| Exercise inputs |
--
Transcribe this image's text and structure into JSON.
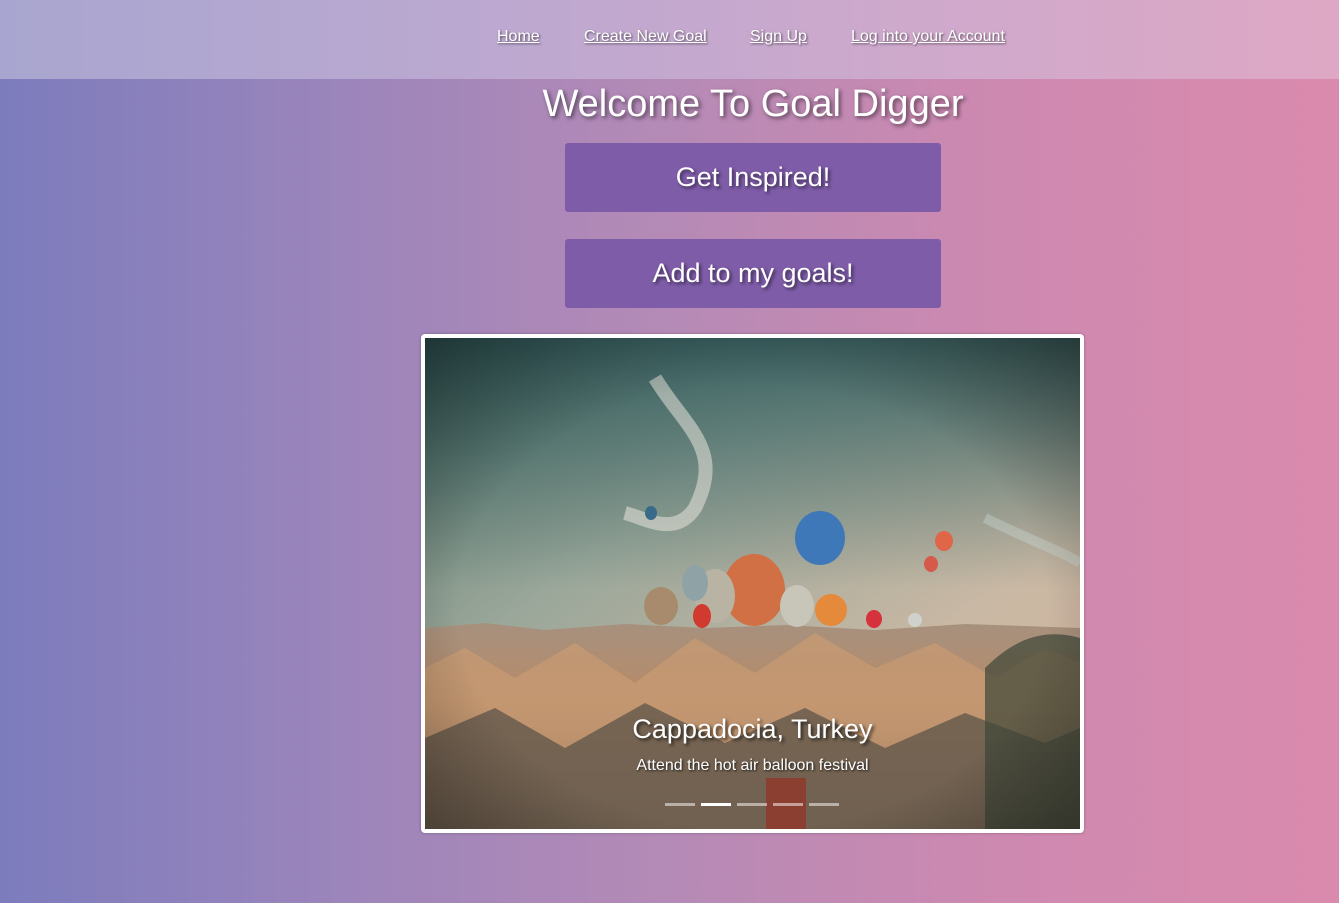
{
  "nav": {
    "items": [
      {
        "label": "Home"
      },
      {
        "label": "Create New Goal"
      },
      {
        "label": "Sign Up"
      },
      {
        "label": "Log into your Account"
      }
    ]
  },
  "main": {
    "title": "Welcome To Goal Digger",
    "inspire_button": "Get Inspired!",
    "add_button": "Add to my goals!"
  },
  "carousel": {
    "slide_title": "Cappadocia, Turkey",
    "slide_text": "Attend the hot air balloon festival",
    "slide_count": 5,
    "active_slide": 2
  },
  "colors": {
    "button": "#7e5ca8",
    "background_left": "#7c7cbd",
    "background_right": "#da8aad"
  }
}
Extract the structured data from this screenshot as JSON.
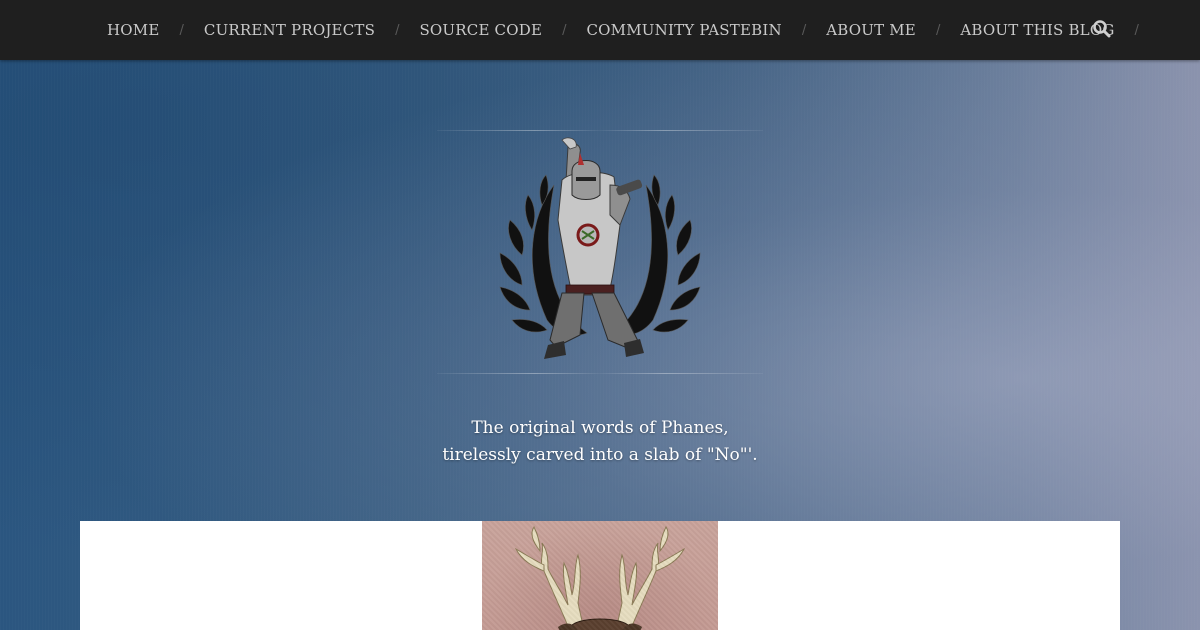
{
  "nav": {
    "items": [
      {
        "label": "HOME"
      },
      {
        "label": "CURRENT PROJECTS"
      },
      {
        "label": "SOURCE CODE"
      },
      {
        "label": "COMMUNITY PASTEBIN"
      },
      {
        "label": "ABOUT ME"
      },
      {
        "label": "ABOUT THIS BLOG"
      }
    ],
    "separator": "/",
    "search_icon": "search-icon"
  },
  "brand": {
    "logo_icon": "knight-laurel-logo",
    "tagline_line1": "The original words of Phanes,",
    "tagline_line2": "tirelessly carved into a slab of \"No\"'."
  },
  "post": {
    "thumbnail_icon": "deer-head-thumbnail"
  },
  "colors": {
    "nav_bg": "#1f1f1f",
    "nav_text": "#c9c9c9",
    "hero_blue": "#3a5f82",
    "card_bg": "#ffffff"
  }
}
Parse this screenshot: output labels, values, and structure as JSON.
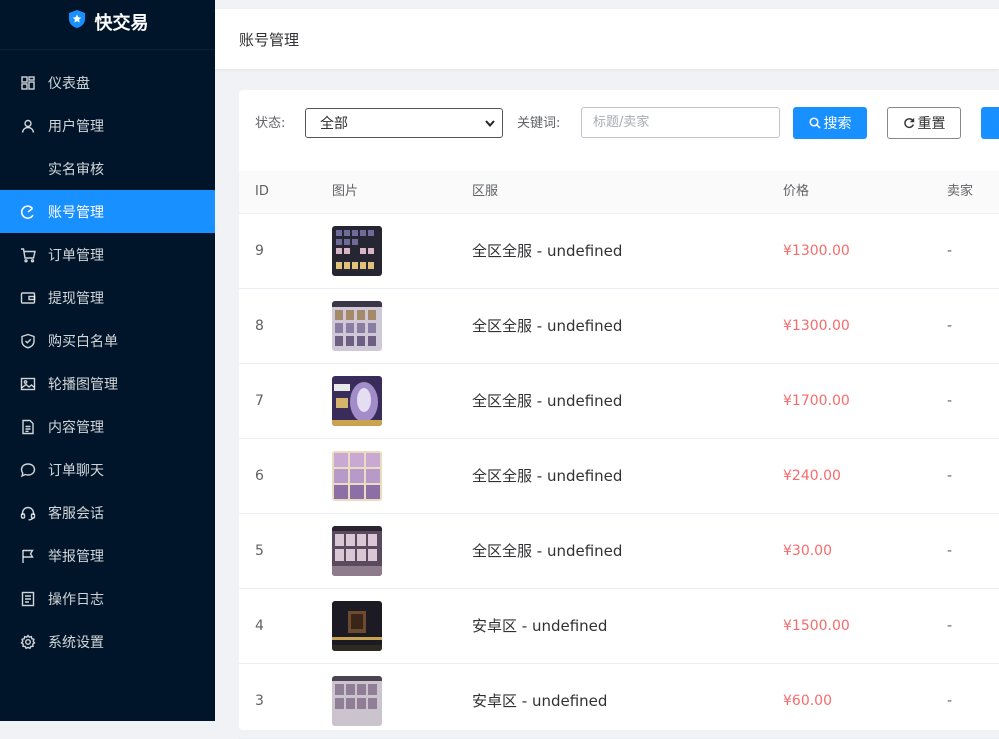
{
  "brand": {
    "name": "快交易"
  },
  "sidebar": {
    "items": [
      {
        "label": "仪表盘",
        "icon": "dashboard-icon"
      },
      {
        "label": "用户管理",
        "icon": "user-icon"
      },
      {
        "label": "实名审核",
        "icon": ""
      },
      {
        "label": "账号管理",
        "icon": "account-icon"
      },
      {
        "label": "订单管理",
        "icon": "cart-icon"
      },
      {
        "label": "提现管理",
        "icon": "wallet-icon"
      },
      {
        "label": "购买白名单",
        "icon": "shield-icon"
      },
      {
        "label": "轮播图管理",
        "icon": "image-icon"
      },
      {
        "label": "内容管理",
        "icon": "document-icon"
      },
      {
        "label": "订单聊天",
        "icon": "chat-icon"
      },
      {
        "label": "客服会话",
        "icon": "headset-icon"
      },
      {
        "label": "举报管理",
        "icon": "flag-icon"
      },
      {
        "label": "操作日志",
        "icon": "log-icon"
      },
      {
        "label": "系统设置",
        "icon": "gear-icon"
      }
    ],
    "active_index": 3
  },
  "header": {
    "title": "账号管理"
  },
  "filter": {
    "status_label": "状态:",
    "status_value": "全部",
    "keyword_label": "关键词:",
    "keyword_placeholder": "标题/卖家",
    "search_button": "搜索",
    "reset_button": "重置"
  },
  "table": {
    "headers": {
      "id": "ID",
      "image": "图片",
      "region": "区服",
      "price": "价格",
      "seller": "卖家"
    },
    "rows": [
      {
        "id": "9",
        "region": "全区全服 - undefined",
        "price": "¥1300.00",
        "seller": "-"
      },
      {
        "id": "8",
        "region": "全区全服 - undefined",
        "price": "¥1300.00",
        "seller": "-"
      },
      {
        "id": "7",
        "region": "全区全服 - undefined",
        "price": "¥1700.00",
        "seller": "-"
      },
      {
        "id": "6",
        "region": "全区全服 - undefined",
        "price": "¥240.00",
        "seller": "-"
      },
      {
        "id": "5",
        "region": "全区全服 - undefined",
        "price": "¥30.00",
        "seller": "-"
      },
      {
        "id": "4",
        "region": "安卓区 - undefined",
        "price": "¥1500.00",
        "seller": "-"
      },
      {
        "id": "3",
        "region": "安卓区 - undefined",
        "price": "¥60.00",
        "seller": "-"
      }
    ]
  },
  "colors": {
    "sidebar_bg": "#001529",
    "accent": "#1890ff",
    "price": "#f56c6c"
  }
}
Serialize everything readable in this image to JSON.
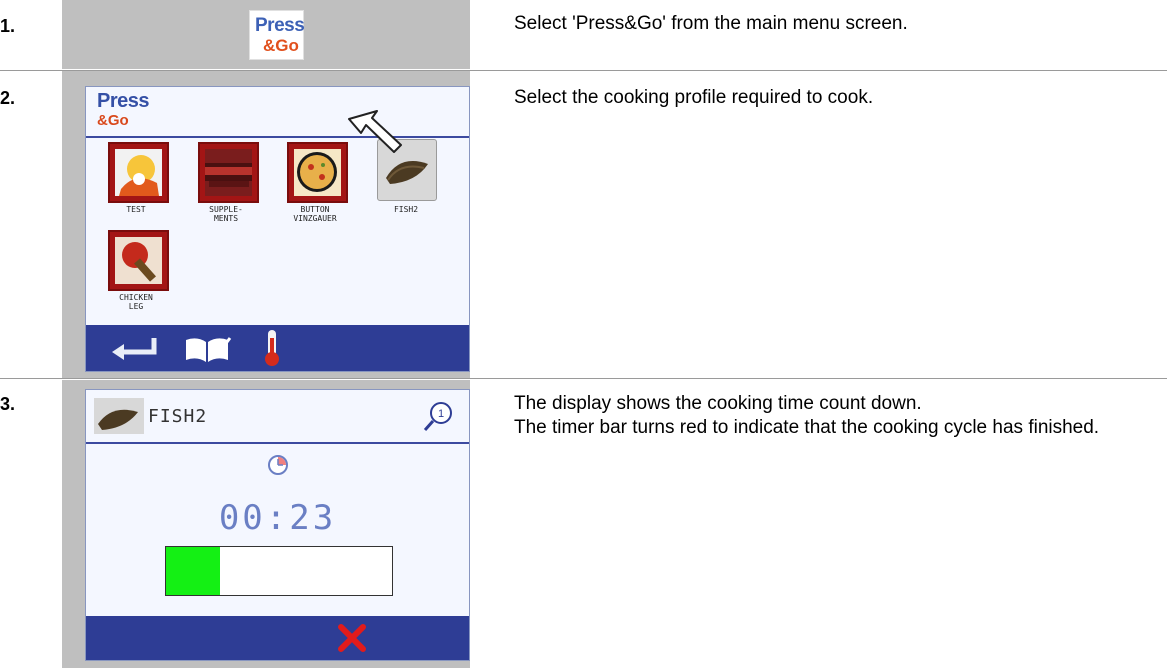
{
  "steps": [
    {
      "number": "1.",
      "text": "Select 'Press&Go' from the main menu screen."
    },
    {
      "number": "2.",
      "text": "Select the cooking profile required to cook."
    },
    {
      "number": "3.",
      "text_line1": "The display shows the cooking time count down.",
      "text_line2": "The timer bar turns red to indicate that the cooking cycle has finished."
    }
  ],
  "press_go_button": {
    "line1": "Press",
    "line2": "&Go"
  },
  "menu_screen": {
    "header_line1": "Press",
    "header_line2": "&Go",
    "profiles": [
      {
        "label_line1": "TEST",
        "label_line2": ""
      },
      {
        "label_line1": "SUPPLE-",
        "label_line2": "MENTS"
      },
      {
        "label_line1": "BUTTON",
        "label_line2": "VINZGAUER"
      },
      {
        "label_line1": "FISH2",
        "label_line2": ""
      },
      {
        "label_line1": "CHICKEN",
        "label_line2": "LEG"
      }
    ],
    "footer_icons": [
      "back-arrow-icon",
      "book-edit-icon",
      "thermometer-icon"
    ]
  },
  "timer_screen": {
    "profile_name": "FISH2",
    "magnifier_badge": "1",
    "timer": "00:23",
    "progress_fraction": 0.24,
    "progress_color": "#14f014",
    "cancel_icon": "cancel-x-icon"
  },
  "colors": {
    "panel_gray": "#bfbfbf",
    "screen_blue": "#2e3d95",
    "tile_red": "#a31515",
    "cancel_red": "#e21b1b"
  }
}
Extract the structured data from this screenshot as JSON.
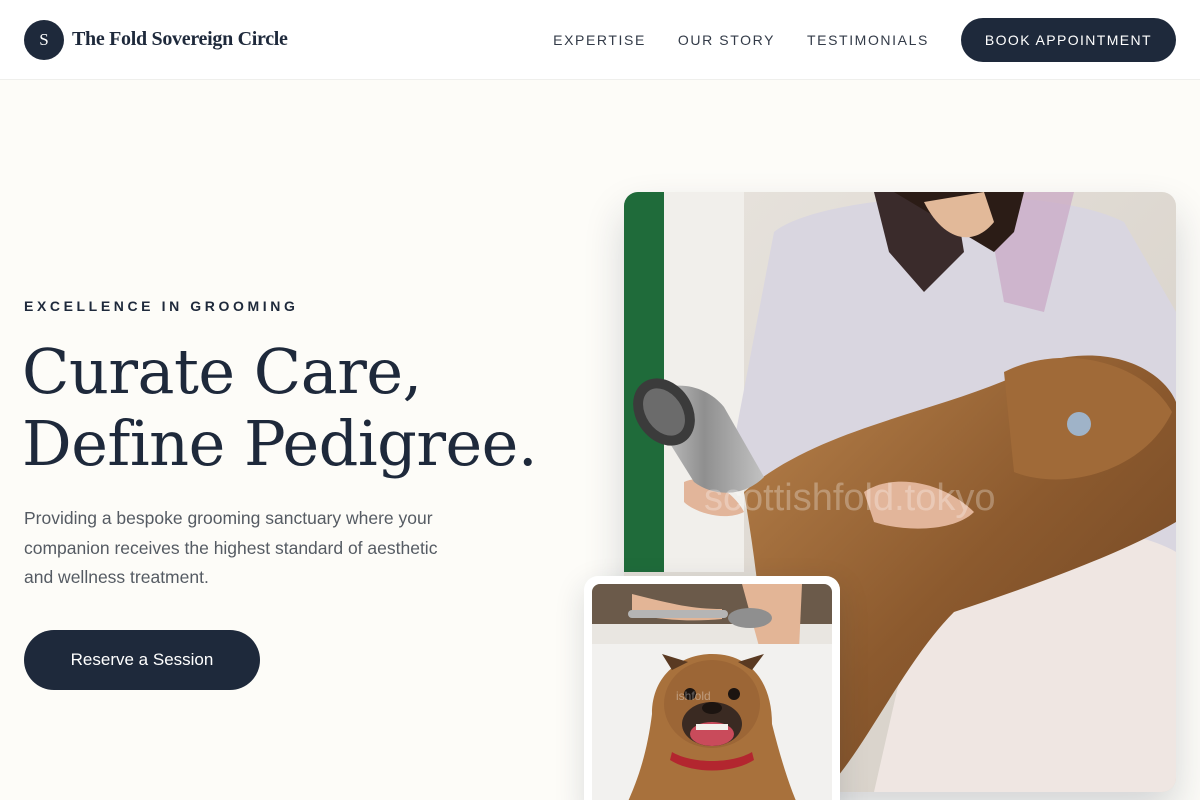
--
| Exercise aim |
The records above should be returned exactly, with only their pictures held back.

| Task solution |
Transcribe this image's text and structure into JSON.
{
  "nav": {
    "items": [
      {
        "label": "Home"
      },
      {
        "label": "Create New Goal"
      },
      {
        "label": "Sign Up"
      },
      {
        "label": "Log into your Account"
      }
    ]
  },
  "main": {
    "title": "Welcome To Goal Digger",
    "inspire_button": "Get Inspired!",
    "add_button": "Add to my goals!"
  },
  "carousel": {
    "slide_title": "Cappadocia, Turkey",
    "slide_text": "Attend the hot air balloon festival",
    "slide_count": 5,
    "active_slide": 2
  },
  "colors": {
    "button": "#7e5ca8",
    "background_left": "#7c7cbd",
    "background_right": "#da8aad"
  }
}
Extract the structured data from this screenshot as JSON.
{
  "nav": {
    "items": [
      {
        "label": "HOME"
      },
      {
        "label": "CURRENT PROJECTS"
      },
      {
        "label": "SOURCE CODE"
      },
      {
        "label": "COMMUNITY PASTEBIN"
      },
      {
        "label": "ABOUT ME"
      },
      {
        "label": "ABOUT THIS BLOG"
      }
    ],
    "separator": "/",
    "search_icon": "search-icon"
  },
  "brand": {
    "logo_icon": "knight-laurel-logo",
    "tagline_line1": "The original words of Phanes,",
    "tagline_line2": "tirelessly carved into a slab of \"No\"'."
  },
  "post": {
    "thumbnail_icon": "deer-head-thumbnail"
  },
  "colors": {
    "nav_bg": "#1f1f1f",
    "nav_text": "#c9c9c9",
    "hero_blue": "#3a5f82",
    "card_bg": "#ffffff"
  }
}
Parse this screenshot: output labels, values, and structure as JSON.
{
  "brand": {
    "name": "快交易"
  },
  "sidebar": {
    "items": [
      {
        "label": "仪表盘",
        "icon": "dashboard-icon"
      },
      {
        "label": "用户管理",
        "icon": "user-icon"
      },
      {
        "label": "实名审核",
        "icon": ""
      },
      {
        "label": "账号管理",
        "icon": "account-icon"
      },
      {
        "label": "订单管理",
        "icon": "cart-icon"
      },
      {
        "label": "提现管理",
        "icon": "wallet-icon"
      },
      {
        "label": "购买白名单",
        "icon": "shield-icon"
      },
      {
        "label": "轮播图管理",
        "icon": "image-icon"
      },
      {
        "label": "内容管理",
        "icon": "document-icon"
      },
      {
        "label": "订单聊天",
        "icon": "chat-icon"
      },
      {
        "label": "客服会话",
        "icon": "headset-icon"
      },
      {
        "label": "举报管理",
        "icon": "flag-icon"
      },
      {
        "label": "操作日志",
        "icon": "log-icon"
      },
      {
        "label": "系统设置",
        "icon": "gear-icon"
      }
    ],
    "active_index": 3
  },
  "header": {
    "title": "账号管理"
  },
  "filter": {
    "status_label": "状态:",
    "status_value": "全部",
    "keyword_label": "关键词:",
    "keyword_placeholder": "标题/卖家",
    "search_button": "搜索",
    "reset_button": "重置"
  },
  "table": {
    "headers": {
      "id": "ID",
      "image": "图片",
      "region": "区服",
      "price": "价格",
      "seller": "卖家"
    },
    "rows": [
      {
        "id": "9",
        "region": "全区全服 - undefined",
        "price": "¥1300.00",
        "seller": "-"
      },
      {
        "id": "8",
        "region": "全区全服 - undefined",
        "price": "¥1300.00",
        "seller": "-"
      },
      {
        "id": "7",
        "region": "全区全服 - undefined",
        "price": "¥1700.00",
        "seller": "-"
      },
      {
        "id": "6",
        "region": "全区全服 - undefined",
        "price": "¥240.00",
        "seller": "-"
      },
      {
        "id": "5",
        "region": "全区全服 - undefined",
        "price": "¥30.00",
        "seller": "-"
      },
      {
        "id": "4",
        "region": "安卓区 - undefined",
        "price": "¥1500.00",
        "seller": "-"
      },
      {
        "id": "3",
        "region": "安卓区 - undefined",
        "price": "¥60.00",
        "seller": "-"
      }
    ]
  },
  "colors": {
    "sidebar_bg": "#001529",
    "accent": "#1890ff",
    "price": "#f56c6c"
  }
}
Serialize everything readable in this image to JSON.
{
  "steps": [
    {
      "number": "1.",
      "text": "Select 'Press&Go' from the main menu screen."
    },
    {
      "number": "2.",
      "text": "Select the cooking profile required to cook."
    },
    {
      "number": "3.",
      "text_line1": "The display shows the cooking time count down.",
      "text_line2": "The timer bar turns red to indicate that the cooking cycle has finished."
    }
  ],
  "press_go_button": {
    "line1": "Press",
    "line2": "&Go"
  },
  "menu_screen": {
    "header_line1": "Press",
    "header_line2": "&Go",
    "profiles": [
      {
        "label_line1": "TEST",
        "label_line2": ""
      },
      {
        "label_line1": "SUPPLE-",
        "label_line2": "MENTS"
      },
      {
        "label_line1": "BUTTON",
        "label_line2": "VINZGAUER"
      },
      {
        "label_line1": "FISH2",
        "label_line2": ""
      },
      {
        "label_line1": "CHICKEN",
        "label_line2": "LEG"
      }
    ],
    "footer_icons": [
      "back-arrow-icon",
      "book-edit-icon",
      "thermometer-icon"
    ]
  },
  "timer_screen": {
    "profile_name": "FISH2",
    "magnifier_badge": "1",
    "timer": "00:23",
    "progress_fraction": 0.24,
    "progress_color": "#14f014",
    "cancel_icon": "cancel-x-icon"
  },
  "colors": {
    "panel_gray": "#bfbfbf",
    "screen_blue": "#2e3d95",
    "tile_red": "#a31515",
    "cancel_red": "#e21b1b"
  }
}
Extract the structured data from this screenshot as JSON.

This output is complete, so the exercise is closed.